The narrative and interviews reproduce the outlook of nuclear strategists during the 1970s and 80s, but do not probe the claims that Moscow saw nuclear war as "survivable." Years after the end of the Cold War, it ought to be worth exploring whether Soviet-era sources confirm, modify, or refute such assumptions, but no such effort is made here. Had the Sandia researchers looked into it, they might have located an unclassified contract study for the Pentagon from the mid-1990s, based on interviews with former Soviet generals. It concluded that the U.S. government "[Erred] on the side of overestimating Soviet aggressiveness" and underestimated "the extent to which the Soviet leadership was deterred from using nuclear weapons." According to the study, the Soviet military high command "understood the devastating consequences of nuclear war" and believed that nuclear weapons use had to be avoided at "all costs." In 1968, a Defense Ministry study demonstrated that Moscow could not win a nuclear war, even if it launched a first strike. Although Soviet ideology held that survival was possible, no one in the leadership believed it. In 1981, the General Staff concluded that "nuclear use would be catastrophic."10

The Pentagon study was buried in relative obscurity until released through the FOIA in 2009. Nevertheless, a valuable and telling summary by John Battilega, an authority at SAIC on the Soviet military, was published in 2004.11 The use of Battilega's evidence could have encouraged a more nuanced presentation of Soviet strategic thinking and facilitated a better understanding of the "intellectual trap" created by misunderstanding Soviet policy. This problem may point to a problem with the interview selection. Although Sandia tried to compensate by including experts like David Holloway, interviews with a few Russians with personal knowledge of Soviet nuclear history may have brought even more credibility to the enterprise.

The Carter administration saw its "countervailing" strategy as one that could terminate hostilities but never saw "winning" nuclear war as a possibility. By contrast, the Reagan administration's initial emphasis was on "prevailing" in nuclear war, which, Frank Miller concedes, was "unfortunate rhetoric." Acknowledging Reagan's anti-nuclear inclinations, the final chapters on the disk show that his administration's strategic modernization programs "fuel[ed] public fears," triggering a nuclear freeze movement at home and a Euromissile crisis abroad, also sparking debate over "nuclear winter." The coverage of Reagan's 1983 SDI proposal is evenhanded, with critics noting that there were "no deployable systems" or a possibility for "comprehensive defense." The last chapter ends with the crisis of the fall of 1983, the "lowest point" in the Second Cold War.

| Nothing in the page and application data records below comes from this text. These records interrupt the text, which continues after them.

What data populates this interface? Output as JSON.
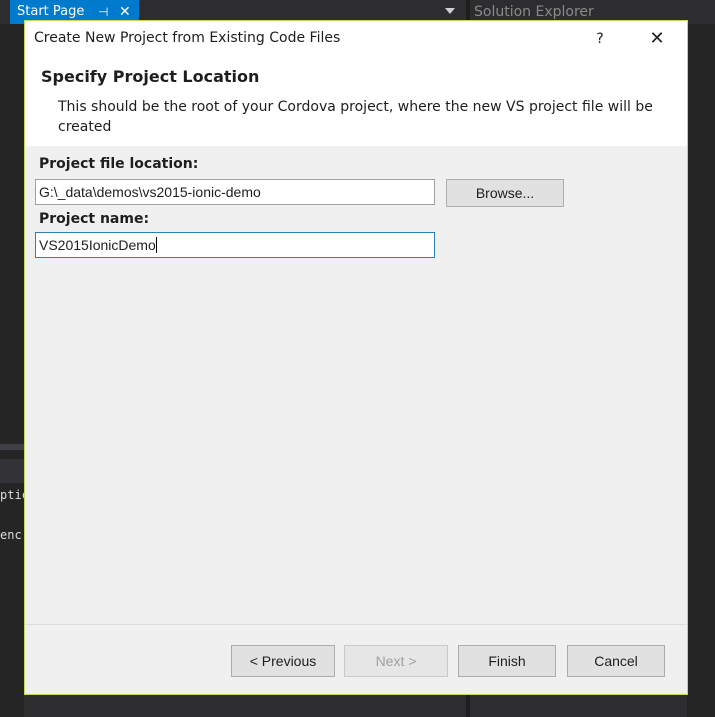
{
  "vs": {
    "tab_label": "Start Page",
    "tab_pin_icon": "pin-icon",
    "tab_close_icon": "close-icon",
    "side_panel_title": "Solution Explorer",
    "code_fragment_1": "ptic",
    "code_fragment_2": "enc"
  },
  "dialog": {
    "title": "Create New Project from Existing Code Files",
    "help_label": "?",
    "close_label": "✕",
    "header": {
      "title": "Specify Project Location",
      "description": "This should be the root of your Cordova project, where the new VS project file will be created"
    },
    "fields": {
      "location_label": "Project file location:",
      "location_value": "G:\\_data\\demos\\vs2015-ionic-demo",
      "browse_label": "Browse...",
      "name_label": "Project name:",
      "name_value": "VS2015IonicDemo"
    },
    "buttons": {
      "previous": "< Previous",
      "next": "Next >",
      "finish": "Finish",
      "cancel": "Cancel"
    }
  },
  "colors": {
    "accent": "#007acc",
    "dialog_border": "#c8d45a",
    "focus_border": "#2f7fb6"
  }
}
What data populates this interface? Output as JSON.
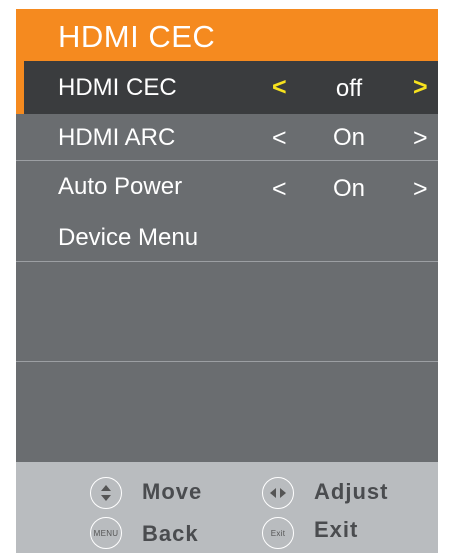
{
  "title": "HDMI CEC",
  "items": [
    {
      "label": "HDMI CEC",
      "left_arrow": "<",
      "value": "off",
      "right_arrow": ">",
      "selected": true
    },
    {
      "label": "HDMI ARC",
      "left_arrow": "<",
      "value": "On",
      "right_arrow": ">",
      "selected": false
    },
    {
      "label": "Auto Power",
      "left_arrow": "<",
      "value": "On",
      "right_arrow": ">",
      "selected": false
    },
    {
      "label": "Device Menu",
      "selected": false
    }
  ],
  "footer": {
    "move": {
      "icon": "up-down-arrows-icon",
      "label": "Move"
    },
    "adjust": {
      "icon": "left-right-arrows-icon",
      "label": "Adjust"
    },
    "back": {
      "icon": "menu-button-icon",
      "icon_text": "MENU",
      "label": "Back"
    },
    "exit": {
      "icon": "exit-button-icon",
      "icon_text": "Exit",
      "label": "Exit"
    }
  },
  "colors": {
    "title_bar": "#f58a1f",
    "panel": "#6a6d70",
    "selected_row": "#3a3c3e",
    "selected_arrows": "#f7e21e",
    "footer": "#b9bcbf"
  }
}
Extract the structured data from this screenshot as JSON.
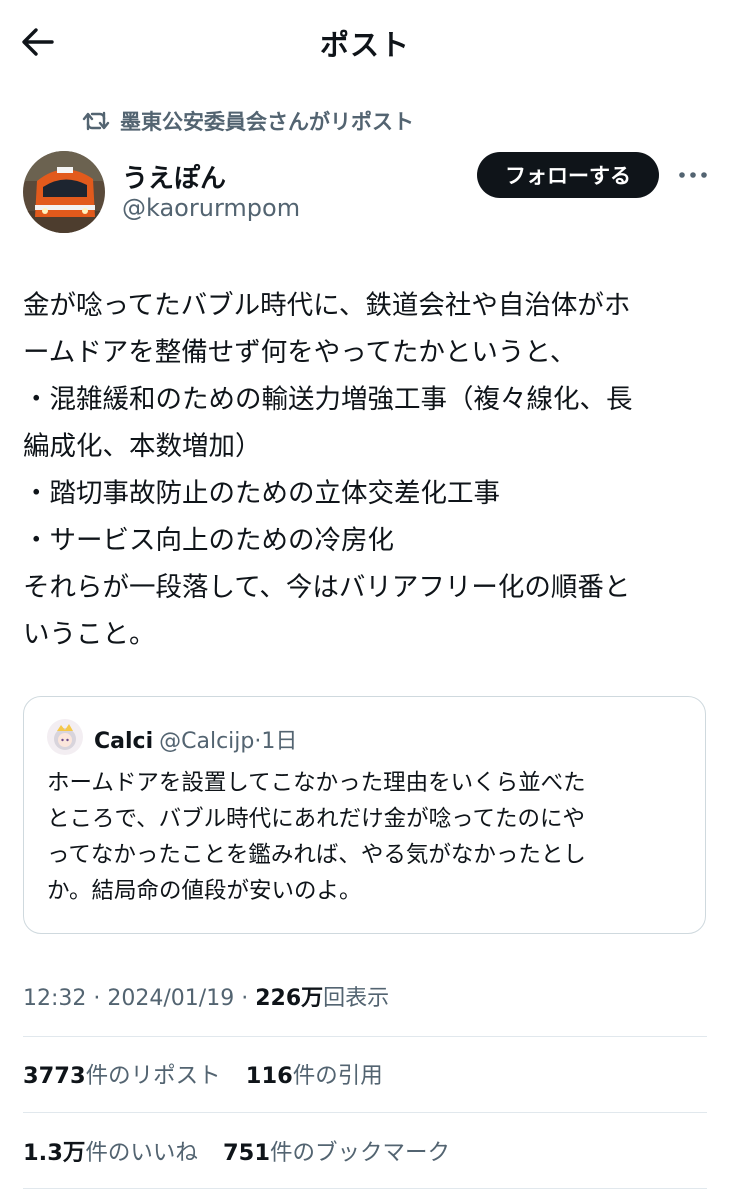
{
  "header": {
    "title": "ポスト"
  },
  "repost": {
    "label": "墨東公安委員会さんがリポスト"
  },
  "author": {
    "name": "うえぽん",
    "handle": "@kaorurmpom",
    "follow_label": "フォローする"
  },
  "post": {
    "lines": [
      "金が唸ってたバブル時代に、鉄道会社や自治体がホ",
      "ームドアを整備せず何をやってたかというと、",
      "・混雑緩和のための輸送力増強工事（複々線化、長",
      "編成化、本数増加）",
      "・踏切事故防止のための立体交差化工事",
      "・サービス向上のための冷房化",
      "それらが一段落して、今はバリアフリー化の順番と",
      "いうこと。"
    ]
  },
  "quote": {
    "name": "Calci",
    "handle": "@Calcijp",
    "time": "1日",
    "lines": [
      "ホームドアを設置してこなかった理由をいくら並べた",
      "ところで、バブル時代にあれだけ金が唸ってたのにや",
      "ってなかったことを鑑みれば、やる気がなかったとし",
      "か。結局命の値段が安いのよ。"
    ]
  },
  "meta": {
    "time": "12:32",
    "date": "2024/01/19",
    "views": "226万",
    "views_label": "回表示"
  },
  "stats": {
    "reposts": "3773",
    "reposts_label": "件のリポスト",
    "quotes": "116",
    "quotes_label": "件の引用",
    "likes": "1.3万",
    "likes_label": "件のいいね",
    "bookmarks": "751",
    "bookmarks_label": "件のブックマーク"
  }
}
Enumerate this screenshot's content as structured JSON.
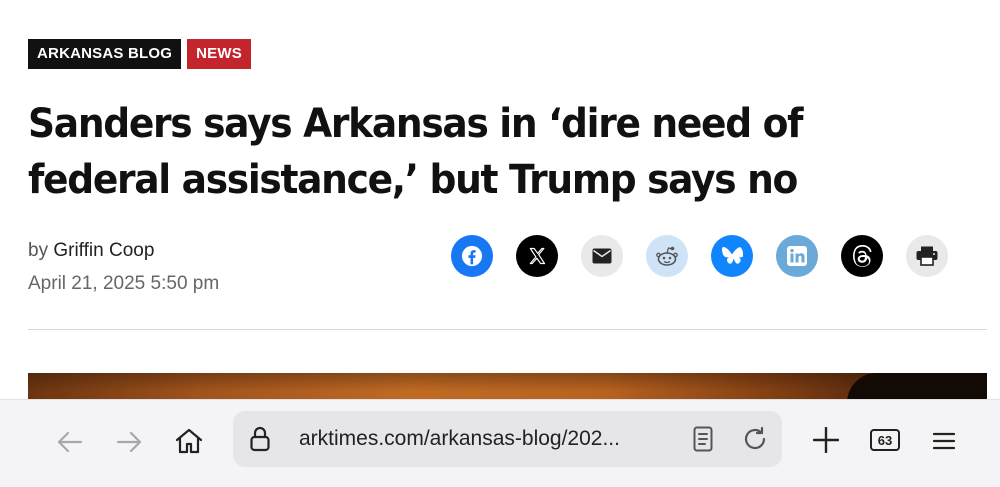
{
  "article": {
    "section_tag": "ARKANSAS BLOG",
    "category_tag": "NEWS",
    "headline": "Sanders says Arkansas in ‘dire need of federal assistance,’ but Trump says no",
    "byline_prefix": "by",
    "author": "Griffin Coop",
    "date": "April 21, 2025 5:50 pm"
  },
  "share": [
    {
      "name": "facebook-icon",
      "bg": "#1877f2"
    },
    {
      "name": "x-icon",
      "bg": "#000000"
    },
    {
      "name": "email-icon",
      "bg": "#e9e9ea"
    },
    {
      "name": "reddit-icon",
      "bg": "#cfe3f7"
    },
    {
      "name": "bluesky-icon",
      "bg": "#1185fe"
    },
    {
      "name": "linkedin-icon",
      "bg": "#6aa9d8"
    },
    {
      "name": "threads-icon",
      "bg": "#000000"
    },
    {
      "name": "print-icon",
      "bg": "#e9e9ea"
    }
  ],
  "browser": {
    "url": "arktimes.com/arkansas-blog/202...",
    "tab_count": "63"
  }
}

9Bruce Blair, The Logic of Accidental Nuclear War (Washington, D.C.: The Brookings Institution, 1993).
10John Hines, Ellis M. Mishulovich, and John F. Shulle, Soviet Intentions 1965-1985, Volume I: An Analytical Comparison of U.S.-Soviet Assessments During the Cold War (BDM Federal, Inc., September 22, 1995) at
11John Battilega,"Soviet Views of Nuclear Warfare: The Post-Cold War Interviews" in Henry D. Sokolski, ed. Getting MAD: Nuclear Mutual Assured Destruction, Its Origins and Practice (Carlisle Barracks, PA: Strategic Studies Institute, U.S. Army War College, 2004),151-174.

These materials are reproduced from with the permission of the National Security Archive.